TASK STATEMENT: From the material below, return every line that includes "data".

TASK MATERIAL:
--
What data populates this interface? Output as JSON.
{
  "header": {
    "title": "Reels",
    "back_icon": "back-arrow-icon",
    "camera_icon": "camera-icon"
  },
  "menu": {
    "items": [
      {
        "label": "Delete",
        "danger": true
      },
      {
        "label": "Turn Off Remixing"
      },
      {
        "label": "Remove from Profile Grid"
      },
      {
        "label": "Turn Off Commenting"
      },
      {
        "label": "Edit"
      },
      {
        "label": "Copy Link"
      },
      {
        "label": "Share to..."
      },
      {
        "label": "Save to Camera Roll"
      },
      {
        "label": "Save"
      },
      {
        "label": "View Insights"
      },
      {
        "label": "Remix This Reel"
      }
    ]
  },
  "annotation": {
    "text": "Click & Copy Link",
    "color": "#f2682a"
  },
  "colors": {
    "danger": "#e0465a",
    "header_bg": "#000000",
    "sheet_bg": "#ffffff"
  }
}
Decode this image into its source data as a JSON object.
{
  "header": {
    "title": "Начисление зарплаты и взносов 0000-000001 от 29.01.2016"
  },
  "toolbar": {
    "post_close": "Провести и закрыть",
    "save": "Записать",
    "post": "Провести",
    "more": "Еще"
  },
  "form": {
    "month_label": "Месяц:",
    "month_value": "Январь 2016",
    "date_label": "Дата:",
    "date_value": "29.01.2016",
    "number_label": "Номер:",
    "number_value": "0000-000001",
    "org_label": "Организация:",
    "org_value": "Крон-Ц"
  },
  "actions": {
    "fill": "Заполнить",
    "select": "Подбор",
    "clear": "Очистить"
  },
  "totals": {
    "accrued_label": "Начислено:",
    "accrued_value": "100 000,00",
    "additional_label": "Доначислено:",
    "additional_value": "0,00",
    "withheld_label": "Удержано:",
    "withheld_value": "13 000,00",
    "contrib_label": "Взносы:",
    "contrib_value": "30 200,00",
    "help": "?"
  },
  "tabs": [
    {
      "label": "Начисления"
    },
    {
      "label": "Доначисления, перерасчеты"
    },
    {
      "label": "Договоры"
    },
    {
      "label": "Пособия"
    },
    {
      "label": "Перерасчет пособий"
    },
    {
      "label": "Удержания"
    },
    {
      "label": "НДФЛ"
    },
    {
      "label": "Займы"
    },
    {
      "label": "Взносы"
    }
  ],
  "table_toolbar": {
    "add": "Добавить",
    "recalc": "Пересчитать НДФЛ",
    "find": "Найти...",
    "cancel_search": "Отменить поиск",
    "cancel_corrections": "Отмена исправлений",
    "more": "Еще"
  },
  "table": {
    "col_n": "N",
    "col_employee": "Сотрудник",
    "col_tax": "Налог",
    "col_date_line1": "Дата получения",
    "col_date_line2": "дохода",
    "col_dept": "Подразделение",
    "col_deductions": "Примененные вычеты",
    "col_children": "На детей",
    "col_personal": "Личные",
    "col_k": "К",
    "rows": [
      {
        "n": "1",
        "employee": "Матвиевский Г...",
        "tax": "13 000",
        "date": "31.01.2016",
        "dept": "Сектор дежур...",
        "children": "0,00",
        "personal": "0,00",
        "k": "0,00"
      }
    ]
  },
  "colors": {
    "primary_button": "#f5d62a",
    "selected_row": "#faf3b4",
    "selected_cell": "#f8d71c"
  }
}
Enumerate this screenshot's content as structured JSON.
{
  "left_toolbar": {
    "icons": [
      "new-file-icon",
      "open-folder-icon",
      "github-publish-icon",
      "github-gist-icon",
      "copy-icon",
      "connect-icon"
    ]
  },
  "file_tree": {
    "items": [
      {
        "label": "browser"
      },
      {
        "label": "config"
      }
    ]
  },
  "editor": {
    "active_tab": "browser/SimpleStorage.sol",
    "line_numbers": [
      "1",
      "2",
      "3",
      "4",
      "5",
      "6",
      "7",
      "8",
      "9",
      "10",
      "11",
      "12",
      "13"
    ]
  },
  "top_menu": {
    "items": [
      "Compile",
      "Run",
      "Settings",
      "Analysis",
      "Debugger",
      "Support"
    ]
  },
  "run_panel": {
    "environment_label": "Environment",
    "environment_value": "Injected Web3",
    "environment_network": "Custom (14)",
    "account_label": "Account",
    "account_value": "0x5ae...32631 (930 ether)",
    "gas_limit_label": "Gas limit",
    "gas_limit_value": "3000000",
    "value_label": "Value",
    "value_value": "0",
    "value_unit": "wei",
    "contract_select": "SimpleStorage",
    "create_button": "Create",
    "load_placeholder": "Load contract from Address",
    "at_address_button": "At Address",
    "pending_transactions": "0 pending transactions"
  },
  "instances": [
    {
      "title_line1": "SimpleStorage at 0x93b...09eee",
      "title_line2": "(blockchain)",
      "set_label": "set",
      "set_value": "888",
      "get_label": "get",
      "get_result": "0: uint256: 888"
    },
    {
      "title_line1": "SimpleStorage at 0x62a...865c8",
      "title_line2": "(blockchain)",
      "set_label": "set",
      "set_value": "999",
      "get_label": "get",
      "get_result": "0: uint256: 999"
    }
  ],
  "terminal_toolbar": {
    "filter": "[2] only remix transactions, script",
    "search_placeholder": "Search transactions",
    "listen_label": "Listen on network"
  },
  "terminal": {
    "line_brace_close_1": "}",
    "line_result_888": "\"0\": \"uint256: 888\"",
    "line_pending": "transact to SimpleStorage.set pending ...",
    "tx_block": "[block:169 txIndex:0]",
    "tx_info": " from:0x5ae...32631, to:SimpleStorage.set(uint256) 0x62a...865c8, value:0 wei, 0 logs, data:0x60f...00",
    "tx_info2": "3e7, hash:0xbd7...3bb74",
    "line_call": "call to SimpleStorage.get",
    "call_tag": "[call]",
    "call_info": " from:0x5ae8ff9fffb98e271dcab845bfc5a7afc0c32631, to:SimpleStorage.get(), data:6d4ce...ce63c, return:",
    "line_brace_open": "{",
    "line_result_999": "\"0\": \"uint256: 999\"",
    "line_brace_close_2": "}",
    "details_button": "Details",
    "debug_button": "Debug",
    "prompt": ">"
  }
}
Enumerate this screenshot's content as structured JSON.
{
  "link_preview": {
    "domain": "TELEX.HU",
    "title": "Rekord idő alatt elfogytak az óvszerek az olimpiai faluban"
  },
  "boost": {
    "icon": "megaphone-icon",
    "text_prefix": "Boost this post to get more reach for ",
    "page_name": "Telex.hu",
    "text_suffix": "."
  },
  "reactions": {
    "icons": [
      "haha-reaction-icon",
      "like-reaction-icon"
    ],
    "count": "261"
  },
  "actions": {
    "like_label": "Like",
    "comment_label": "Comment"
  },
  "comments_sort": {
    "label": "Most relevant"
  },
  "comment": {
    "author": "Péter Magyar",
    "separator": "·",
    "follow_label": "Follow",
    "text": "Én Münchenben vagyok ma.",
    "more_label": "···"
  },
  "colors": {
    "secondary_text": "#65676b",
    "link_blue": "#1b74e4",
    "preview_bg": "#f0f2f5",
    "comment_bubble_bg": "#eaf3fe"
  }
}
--
WRITTEN REPLY:
What data populates this interface? Output as JSON.
Decode this image into its source data as a JSON object.
    "tx_info": " from:0x5ae...32631, to:SimpleStorage.set(uint256) 0x62a...865c8, value:0 wei, 0 logs, data:0x60f...00",
    "call_info": " from:0x5ae8ff9fffb98e271dcab845bfc5a7afc0c32631, to:SimpleStorage.get(), data:6d4ce...ce63c, return:",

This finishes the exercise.